So, I fly up to Jo’burg to take part in celebrations for Nobel-laureate Nadine Gordimer’s 88th birthday. The taxi-driver, who took me and the group of writers I was with, was pulled over and extorted in central Jo’burg. Having an enormous man with muscles rippling up the back of his shaved head climb into the front of your mini-bus and tells your driver to get out and hand over cash does that to one. The driver, a sensible and experienced man, did so at once. He peeled off notes three times before Muscle Head let us go. It made me feel dirty, knowing that it is so easy to be rolled over and ripped off.
But be that as it may, last Friday was the day the Mail & Guardian did the time warp. They blacked out of a story about arms, secrets and lies that they had been prevented from publishing. The reason? The journalists were threatened with arrest for publishing a story that was clearly, fairly and squarely in the public interest. The censored pages were an instant flashback to the 1980s when censorship by a vicious and paranoid state, aware that power was slipping from its bloodied hands, reached a feverish pitch.
The laws governing freedom of expression and the press were draconian then. They were designed to silence the public and to keep secret what officials were doing. That was all swept aside in the euphoria of the early nineties, and freedom of expression – the right to the truth, I suppose – was enshrined in the constitution. We all should have lived happily ever after but there was to be a twist in the ending of this tale.
It was called The Arms Deal. Despite a lot of complicated detail, the story is mind-numbingly simple in essence. Senior party and government fleeced a trusting and hopeful nation by ordering obsolete, unnecessary weapons at inflated prices. Kickbacks from arms manufacturers were brokered and money flowed into Swiss bank accounts. It has felt a bit crazy for a while. They know they did it. We know they did it. They know we know they did it. We know they know we know they did it…
It’s enough already because the arms deal, a dark, vampiric twin has shadowed South Africa’s democracy since it was brokered. The arms deal, I’ve heard it rumoured, as far back as 1992. This venal deal was struck between nasty businessmen representing European governments and arms manufacturers, and the revolutionary wideboys whom they’d assiduously courted with the single malt and Cuban cigars.
It’s almost twenty years that this malignant party-spoiler has lurked. Most of us – the fleeced – wished that they – the blustering fleecers – would go away. That they would go to jail without passing Go, without collecting more money. That was too much to ask, as became clear after Shabir Shaik went to jail briefly on behalf of everyone. Those within government and the prosecuting authorities who worked to prosecute those involved were sidelined or silenced.
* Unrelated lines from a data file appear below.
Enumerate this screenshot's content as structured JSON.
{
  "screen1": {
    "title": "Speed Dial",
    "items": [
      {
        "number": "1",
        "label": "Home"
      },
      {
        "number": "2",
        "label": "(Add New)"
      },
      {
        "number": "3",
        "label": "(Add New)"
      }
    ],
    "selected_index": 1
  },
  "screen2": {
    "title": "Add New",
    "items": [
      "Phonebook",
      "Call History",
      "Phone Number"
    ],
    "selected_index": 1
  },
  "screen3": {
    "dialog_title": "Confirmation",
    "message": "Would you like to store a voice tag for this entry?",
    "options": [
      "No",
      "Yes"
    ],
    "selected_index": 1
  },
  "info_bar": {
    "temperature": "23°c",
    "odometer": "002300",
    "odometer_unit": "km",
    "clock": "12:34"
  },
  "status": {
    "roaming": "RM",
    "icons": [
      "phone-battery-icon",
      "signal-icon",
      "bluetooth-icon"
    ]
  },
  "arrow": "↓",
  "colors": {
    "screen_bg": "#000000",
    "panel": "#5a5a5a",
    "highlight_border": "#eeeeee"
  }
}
The garments of ethics and trust are fragile. The high temperature wash required for money laundering shrunk the rainbow-nation garments we all invested in. They no longer stretched over the plump, governmental bellies. Hubris, however, has seen the politicians clinging to power, clogging the arteries of public life.
There have been frantic fig leaves of spin, but all of us looking at this tawdry spectacle; we can see that the emperor is naked. So are many of the courtiers, the jesters, the pageboys, the lords and ladies in waiting. And after such a long, sustained journey on the gravy train, they are not looking good.
Beauty is always in the eye of the beholder, and from where I am looking it is not pretty. It is also too late for a cover-up. No amount of nipping and tucking of the truth can hide the extant of the rot. It is this knowledge that is behind the ANC’s sustained attempts to push through the Protection of Information Bill, the ‘Secrecy Bill’, through parliament. This legislation, a toxic mixture of the dystopian visions of Kafka and Orwell, will hide naked greed and corruption under a cloak of secrecy and ‘classified’ information. It will criminalise those bring governmental wrongdoing, corruption or plain ineptitude to the public’s attention.
There will be no recourse. This legislation does not even have the flimsy protection of a ‘public interest’ clause to protect the body politic. The Secrecy Bill is the legislative equivalent of a date rape – an intimate assault on a trusting public by a democratically elected government.